Flies poo, a LOT…. due to their diet being a liquid one, their digestive system can move quite quickly, which means that they poo often. It is speculative, but it is believed that houseflies defecate every time they land, even if it’s on their next meal – they are definitely NOT discriminative where they poo, it has to be said.
Due to their feeding and breeding habits, houseflies come into contact with a range of harmful bacteria such as Salmonella and E.Coli. Because of this, houseflies will often aid the spread of these beacteria passing them on to us by contaminating things, such as food and cooking/eating utensils.
Houseflies can walk upside down, this is due to each foot containing two fat foot pads (pulvilli) which contain tiny hairs that produce a glue-like substance made of sugars and oils which provide them with excellent grip.
Flies can see behind them as they have compound eyes – these intricate eyes provide them with nearly a 360 degree field of vision, which enables them to see behind themselves. heir eyes do not move, but as they can see in all directions they can navigate whilst also being on the lookout for danger.
The housefly doesn’t live very long – on average it has a life cycle of around 30 days. However, having said that though, during their short life they manage to pack a lot in. They can lay up to 500 eggs which are usually in batches of around 75 to 150. So, although they don’t live long an infestation can quickly arise through new generations.
Houseflies have amazing reaction times – our brains process around 60 images a second, whereas a fly can process around 250 in a single second.

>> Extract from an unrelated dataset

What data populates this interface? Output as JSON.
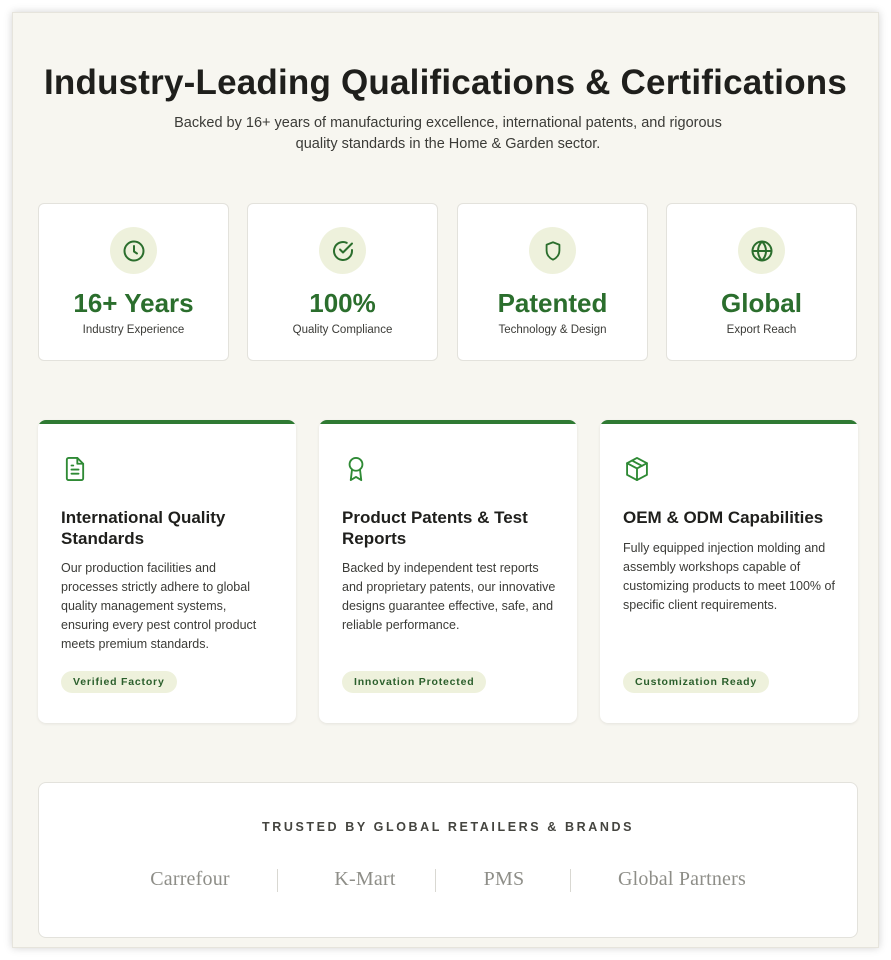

It is no wonder that they can avoid us when armed with a can of spray, is it?
Yep, flies have unhygienic breeding habits which are rather disgusting really. They lay their eggs on items such as faeces, rotting carcasses and decaying fruit. This will provide the larvae (aka maggots) with something to snack on when they hatch.
The male housefly is an amorous little critter. Studies show (I’m not exactly sure how) that there’s a specific region within the eyes of a male fly called the ‘love spot’. It is pretty much used for detecting and chasing female flies. This ‘spot’ is located within the dorso-frontal region of their eyes. This is typically used to detect small target motion, however, males also use it to stay locked onto potential mates during aerial pursuit.